41. -  Neither shall any Craftsman or Master promote any of his apprentices to foreman whom he has taken from his rough state, notwithstanding that he may have served his years of apprenticeship, if he has not traveled for one year.

42. -  If any one who has served with a Mason (Murer) comes to a Craftsman and wishes to learn from him, the said Craftsman shall not accept him as an apprentice unless he serves as such for a minimum period of three years.

43. -  No Craftsman or Master shall take an apprentice from his rough state for a period less than five years.

44. -  If, however, it happens that an apprentice should leave his Master during the years of his apprenticeship without sufficient reasons, and does not serve out his time, then no Master shall employ such apprentice. 

No fellow shall work with him or in any way keep fellowship with him, until he has served his lawful time with the Master whom he left  and has given him entire satisfaction and brings a certificate from his Master aforesaid. No apprentice shall ransom himself from his Master unless he intends to marry, with his Master’s consent, or there is other sufficient reasons which urge him or his Master to this measure.

45. -  If an apprentice deems that he has not been justly dealt with by his Master, in any way they may have agreed upon, then the apprentice may bring him before the Craftsmen and Masters who are in that district, so that an explanation and redress may take place as the case may be.

46. -  Every Master who has a Book in the district of Strasbourg shall pay every year at Christmas a half-florin into the funds of Strasbourg, until the debt is paid which is due to those funds. 

47. -  And every Master who has a Book and whose building is finished, and who has no more work whereby he can employ the fellows, shall send his Book and the money in his possession, which belongs to the Fraternity, to the Work Master at Strasbourg.

48. -  It was resolved on the day at Regensburg, four weeks after Easter, in the year, counting from God’s birth, one thousand four hundred and fifty nine on St. Mark’s day, that the Work Master Jost Dotzinger, of Worms, of the building of our dear Lady’s minster, the high chapter of Strasbourg, and all of his successors on the same work, should be the Supreme Judge of our Fraternity of Masonry, and the same was also afterward determined on at Spires, at Strasbourg, and again at Spires in the year 1459, on the 9th day of April.

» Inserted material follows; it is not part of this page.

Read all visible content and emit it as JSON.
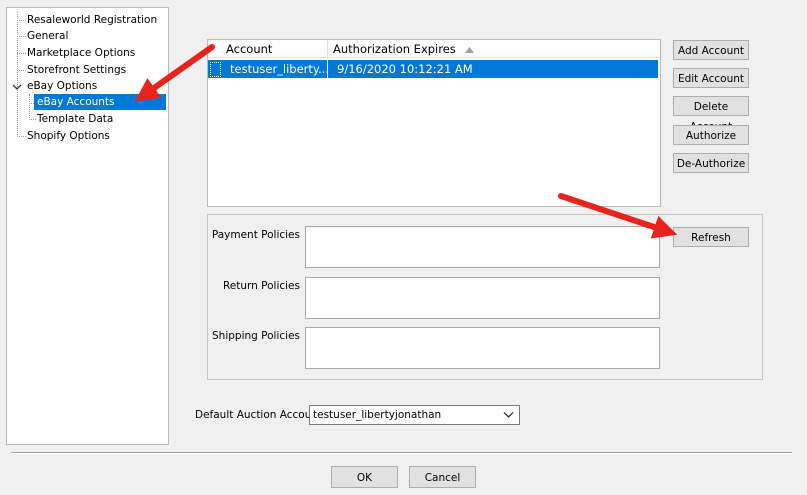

1. - According to some Masonic authors, some 17 contractors of the cathedrals of Regensburg, Strasburg, Vienna, Basel, Bern, Passau, Salzburg, Cons­tance, Weissenau, Landshut, Ingolstadt, Weissenberg, Esslingen, Amberg, Hassfurt, Ochsenfurt and Cologne were present at the meeting of Regensburg. The presence of various Masters and Companions was also noted.

2. - The Statutes of Regensburg were to be read once a year to the members of the community. A copy of these statutes was given to all contractors, who had to give them back at the end of their project.

3. - We have preferred, in our transcription, the term: Fraternity to: Association, Brotherhood, Community, Company, Corporation, Fellowship, or Guild, as often used by transcribers. The following definitions are those of the New Oxford American Dictionary:

- Association - A group of people organized for a joint purpose.

- Brotherhood - An association, society, or community of people linked by a common interest, religion, or trade.

- Community - A group of people living together in one place.

- Company - A number of individuals gathered together, esp. for a particular purpose

- Fellowship - A group of people meeting to pursue a shared interest or aim.

- Corporation - A company or group of people authorized to act as a single entity (legally a person) and recognized as such in law.

- Fellowship - A group of people meeting to pursue a shared interest or aim.

- Fraternity - A group of people sharing a common profession or interests.

- Guild - An association of craftsmen or merchants, often having considerable power.

4. - Gulden, blappart, pfennig - Ancient coins in use in the Holy Roman Empire, dating back to the time of Charlemagne.

© Guy Chassagnard 2016